Element data from apps and pages
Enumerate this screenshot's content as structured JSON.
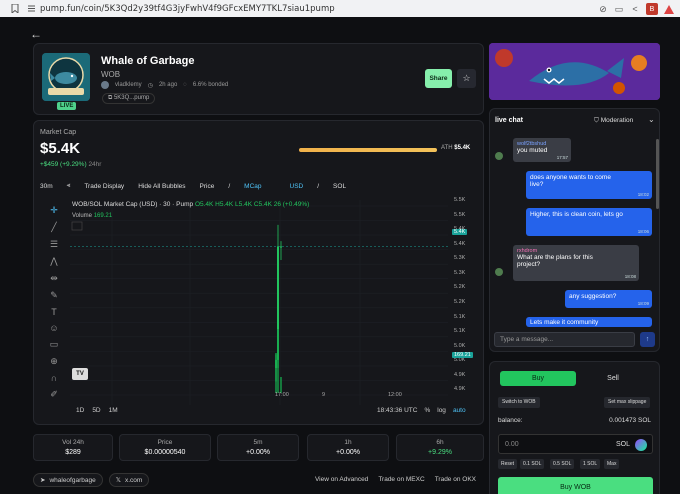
{
  "browser": {
    "url": "pump.fun/coin/5K3Qd2y39tf4G3jyFwhV4f9GFcxEMY7TKL7siau1pump"
  },
  "coin": {
    "name": "Whale of Garbage",
    "ticker": "WOB",
    "live_badge": "LIVE",
    "creator": "vladklemy",
    "age": "2h ago",
    "bonded": "6.6% bonded",
    "address_short": "5K3Q...pump",
    "logo_text": "WHALE OF GARBAGE",
    "share_label": "Share"
  },
  "market": {
    "label": "Market Cap",
    "value": "$5.4K",
    "change": "+$459 (+9.29%)",
    "period": "24hr",
    "ath_label": "ATH",
    "ath_value": "$5.4K",
    "ath_progress": 1.0
  },
  "chart_toolbar": {
    "interval": "30m",
    "trade_display": "Trade Display",
    "hide_bubbles": "Hide All Bubbles",
    "price_label": "Price",
    "mcap_label": "MCap",
    "usd_label": "USD",
    "sol_label": "SOL",
    "sep": "/"
  },
  "chart": {
    "legend": "WOB/SOL Market Cap (USD) · 30 · Pump",
    "ohlc": "O5.4K H5.4K L5.4K C5.4K 26 (+0.49%)",
    "volume_label": "Volume",
    "volume_value": "169.21",
    "time": "18:43:36 UTC",
    "pct": "%",
    "log": "log",
    "auto": "auto",
    "ranges": [
      "1D",
      "5D",
      "1M"
    ],
    "tv_logo": "TV",
    "current_badge": "5.4K",
    "volume_badge": "169.21"
  },
  "chart_data": {
    "type": "bar",
    "xlabel": "",
    "ylabel": "",
    "y_ticks": [
      "5.5K",
      "5.5K",
      "5.4K",
      "5.4K",
      "5.3K",
      "5.3K",
      "5.2K",
      "5.2K",
      "5.1K",
      "5.1K",
      "5.0K",
      "5.0K",
      "4.9K",
      "4.9K"
    ],
    "x_ticks": [
      "17:00",
      "9",
      "12:00"
    ],
    "ylim": [
      4.85,
      5.55
    ],
    "candles": [
      {
        "o": 4.95,
        "h": 5.0,
        "l": 4.9,
        "c": 4.98
      },
      {
        "o": 4.98,
        "h": 5.48,
        "l": 4.95,
        "c": 5.4
      },
      {
        "o": 5.4,
        "h": 5.42,
        "l": 5.35,
        "c": 5.4
      }
    ]
  },
  "stats": [
    {
      "k": "Vol 24h",
      "v": "$289",
      "green": false
    },
    {
      "k": "Price",
      "v": "$0.00000540",
      "green": false
    },
    {
      "k": "5m",
      "v": "+0.00%",
      "green": false
    },
    {
      "k": "1h",
      "v": "+0.00%",
      "green": false
    },
    {
      "k": "6h",
      "v": "+9.29%",
      "green": true
    }
  ],
  "footer": {
    "handle": "whaleofgarbage",
    "x_label": "x.com",
    "view_advanced": "View on Advanced",
    "trade_mexc": "Trade on MEXC",
    "trade_okx": "Trade on OKX"
  },
  "chat": {
    "title": "live chat",
    "moderation": "Moderation",
    "input_placeholder": "Type a message...",
    "messages": [
      {
        "dir": "in",
        "user": "wolf2tbshud",
        "text": "you muted",
        "time": "17:57"
      },
      {
        "dir": "out",
        "text": "does anyone wants to come live?",
        "time": "18:02"
      },
      {
        "dir": "out",
        "text": "Higher, this is clean coin, lets go",
        "time": "18:06"
      },
      {
        "dir": "in",
        "user": "rxhdrom",
        "text": "What are the plans for this project?",
        "time": "18:08"
      },
      {
        "dir": "out",
        "text": "any suggestion?",
        "time": "18:09"
      },
      {
        "dir": "out",
        "text": "Lets make it community",
        "time": ""
      }
    ]
  },
  "trade": {
    "buy": "Buy",
    "sell": "Sell",
    "switch": "Switch to WOB",
    "slippage": "Set max slippage",
    "balance_label": "balance:",
    "balance_value": "0.001473 SOL",
    "amount_placeholder": "0.00",
    "currency": "SOL",
    "chips": [
      "Reset",
      "0.1 SOL",
      "0.5 SOL",
      "1 SOL",
      "Max"
    ],
    "buy_button": "Buy WOB"
  },
  "colors": {
    "accent_green": "#4ade80",
    "chat_blue": "#2563eb",
    "ath_orange": "#f0b14a",
    "bg": "#0e0f12"
  }
}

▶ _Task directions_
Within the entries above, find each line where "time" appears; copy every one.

▶ _Exercise solution_
    "time": "18:43:36 UTC",
        "time": "17:57"
        "time": "18:02"
        "time": "18:06"
        "time": "18:08"
        "time": "18:09"
        "time": ""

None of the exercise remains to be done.